Once I’m getting close to using 100 points, I need to end my day by going to sleep or retreating—unless I can find a way to neutralize some of my points. Just as exercise neutralizes caloric intake, certain activities can replenish or neutralize sensory points by evoking the “relaxation response.” I call these neutralizing activities “sensory preventions.” They differ for each person, and may involve increasing or decreasing stimuli. The only way I have found to keep myself regulated and stable is to prophylactically (preventively) partake of sensory preventions multiple times each and every day.

Sensory Preventions

If you are raising or working with a child with Asperger Syndrome, it is vital to apply these preventions prior to the child becoming overstimulated (using up too many points) and dysregulated. Once the child is dysregulated, the anxiety response is ignited. Then it takes significantly more interventions for the child to return to a neutral state—not to mention it’s kind of cruel and inhumane to the child. The added anxiety stemming from dysregulation itself can further disregulate the person, leading to a negative, self-perpetuating cycle: “I get overstimulated which leads to anxiety which leads to further dysregulation which leads to further anxiety, etc.”

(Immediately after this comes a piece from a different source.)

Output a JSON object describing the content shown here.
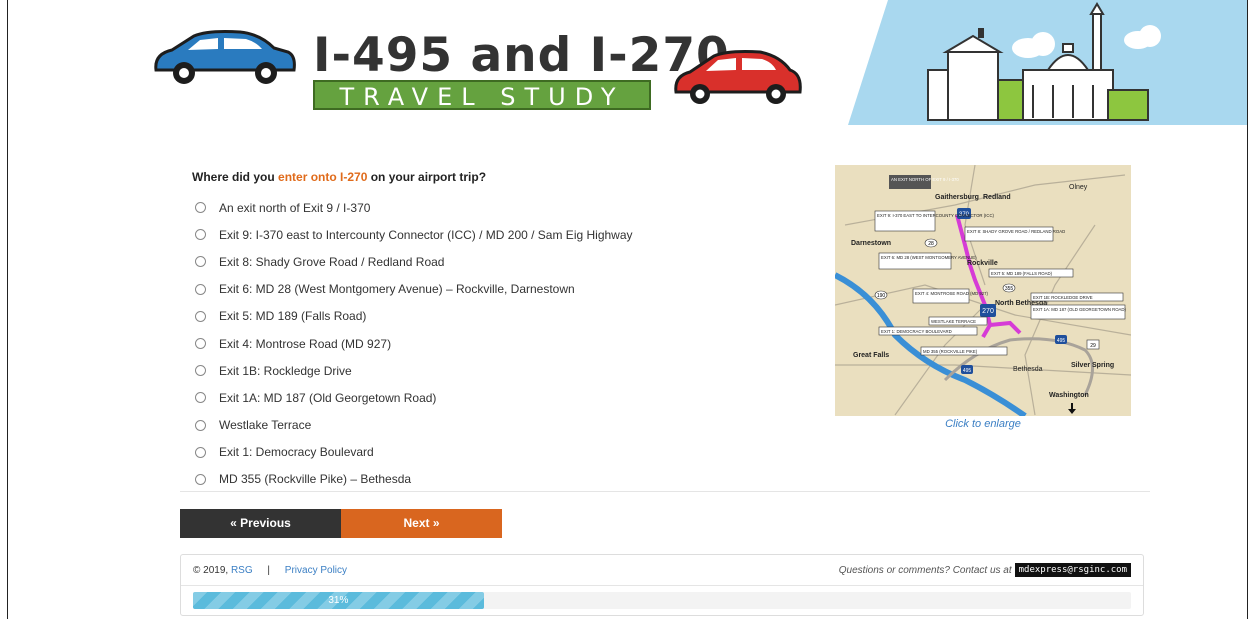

Preventions or interventions are most useful if the child can take them along wherever s/he goes. Since one never knows when or where sensory overload may occur, relying on specialized equipment to facilitate the relaxation response can sometimes be counterproductive. As a child, when I would get upset I used our swing set to calm down. However, when I became upset during the wintertime or in the middle of math class, the swing was not an effective intervention! Therefore, having “pocket interventions” is helpful.

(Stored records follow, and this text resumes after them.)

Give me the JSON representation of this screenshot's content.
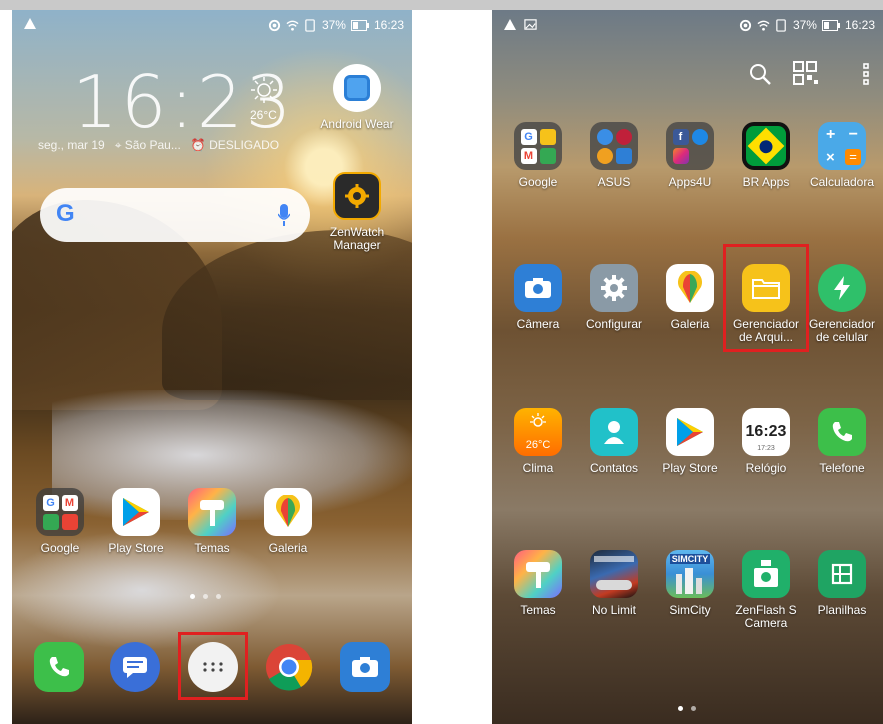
{
  "home": {
    "status": {
      "battery": "37%",
      "time": "16:23"
    },
    "clock": "16:23",
    "weather": {
      "temp": "26°C"
    },
    "date": "seg., mar 19",
    "location": "São Pau...",
    "alarm": "DESLIGADO",
    "widgets": [
      {
        "label": "Android Wear",
        "icon": "android-wear-icon"
      },
      {
        "label": "ZenWatch Manager",
        "icon": "zenwatch-manager-icon"
      }
    ],
    "apps": [
      {
        "label": "Google",
        "icon": "google-folder-icon"
      },
      {
        "label": "Play Store",
        "icon": "play-store-icon"
      },
      {
        "label": "Temas",
        "icon": "temas-icon"
      },
      {
        "label": "Galeria",
        "icon": "galeria-icon"
      }
    ],
    "dock": [
      {
        "label": "Telefone",
        "icon": "phone-icon"
      },
      {
        "label": "Mensagens",
        "icon": "messages-icon"
      },
      {
        "label": "Todos os apps",
        "icon": "app-drawer-icon"
      },
      {
        "label": "Chrome",
        "icon": "chrome-icon"
      },
      {
        "label": "Câmera",
        "icon": "camera-icon"
      }
    ]
  },
  "drawer": {
    "status": {
      "battery": "37%",
      "time": "16:23"
    },
    "rows": [
      [
        {
          "label": "Google",
          "icon": "google-folder-icon"
        },
        {
          "label": "ASUS",
          "icon": "asus-folder-icon"
        },
        {
          "label": "Apps4U",
          "icon": "apps4u-folder-icon"
        },
        {
          "label": "BR Apps",
          "icon": "br-apps-icon"
        },
        {
          "label": "Calculadora",
          "icon": "calculator-icon"
        }
      ],
      [
        {
          "label": "Câmera",
          "icon": "camera-icon"
        },
        {
          "label": "Configurar",
          "icon": "settings-icon"
        },
        {
          "label": "Galeria",
          "icon": "galeria-icon"
        },
        {
          "label": "Gerenciador de Arqui...",
          "icon": "file-manager-icon"
        },
        {
          "label": "Gerenciador de celular",
          "icon": "mobile-manager-icon"
        }
      ],
      [
        {
          "label": "Clima",
          "icon": "weather-icon",
          "badge": "26°C"
        },
        {
          "label": "Contatos",
          "icon": "contacts-icon"
        },
        {
          "label": "Play Store",
          "icon": "play-store-icon"
        },
        {
          "label": "Relógio",
          "icon": "clock-icon",
          "badge": "16:23",
          "sub": "17:23"
        },
        {
          "label": "Telefone",
          "icon": "phone-icon"
        }
      ],
      [
        {
          "label": "Temas",
          "icon": "temas-icon"
        },
        {
          "label": "No Limit",
          "icon": "no-limit-icon"
        },
        {
          "label": "SimCity",
          "icon": "simcity-icon",
          "badge": "SIMCITY"
        },
        {
          "label": "ZenFlash S Camera",
          "icon": "zenflash-icon"
        },
        {
          "label": "Planilhas",
          "icon": "sheets-icon"
        }
      ]
    ]
  },
  "colors": {
    "highlight": "#e02020",
    "accent_yellow": "#f6c21a",
    "play_green": "#01b35c"
  }
}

Sensory Activities

When seeking appropriate sensory activities, it is important to think in terms of each sense individually, and whether the person needs to increase input (to stimulate) or to decrease input (to calm). See the chart below for examples of regulating activities that may help certain children.

I hope this article will help adults with AS create your own sensory budgets, identify your own sensory preventions, and use them as tools for living more comfortably and successfully. Parents, teachers, and therapists can work with children to create sensory budgets and identify preventions. It will also be helpful to use the chart below to adapt the basic home and school environment—and plan the child’s schedule—to meet the child’s sensory integration needs.

Alex Michaels is the Founder of the Milestones Day School and Transition Services, advancingmilestones.com.

SENSEWAYS TO INCREASE STIMULATIONWAYS TO DECREASE

STIMULATION

SightVideo games, anything symmetrical (i.e., patterns in nature), hang items from the ceiling (mobiles, etc.), paint walls bright colors or white.Baseball hat, remove hanging things from walls/ceiling of the classroom, clear blackboard of extraneous stimuli, turn off fluorescent lights, paint room soft soothing colors (no patterned wall paper).
TasteSpicy or salty foods, foods with smooth or rough textures, hard candy or gumBland food with calming texture
Touch/

Tactile

Chin up bar; wall push-ups; rubbing textured items or lotion/cream on skin; small pocket toys; weighted vest (provides input); tickle games; pocket beads; small cloth; rubber theraband around chair legs.Ask before touching the person; weighted vest (for calming) or blanket, long or short sleeves; don’t make the child wear socks.
HearingMP3 player (music); headphones in the classroom; FM System (wireless sound transmission)Ear plugs/noise cancellation headphones; tennis balls on chair legs; shut doors/windows, use rugs.
SmellUse perfume or shaving cream; eat strong smelling food.Use chemical/fragrance-free cleaning products & laundry detergent; wash clothes less frequently; open windows when cleaning.
MotionTreadmill; walking up/down stairs; basically, anything that involves movingStaying still; closed dark places (i.e., sensory break room).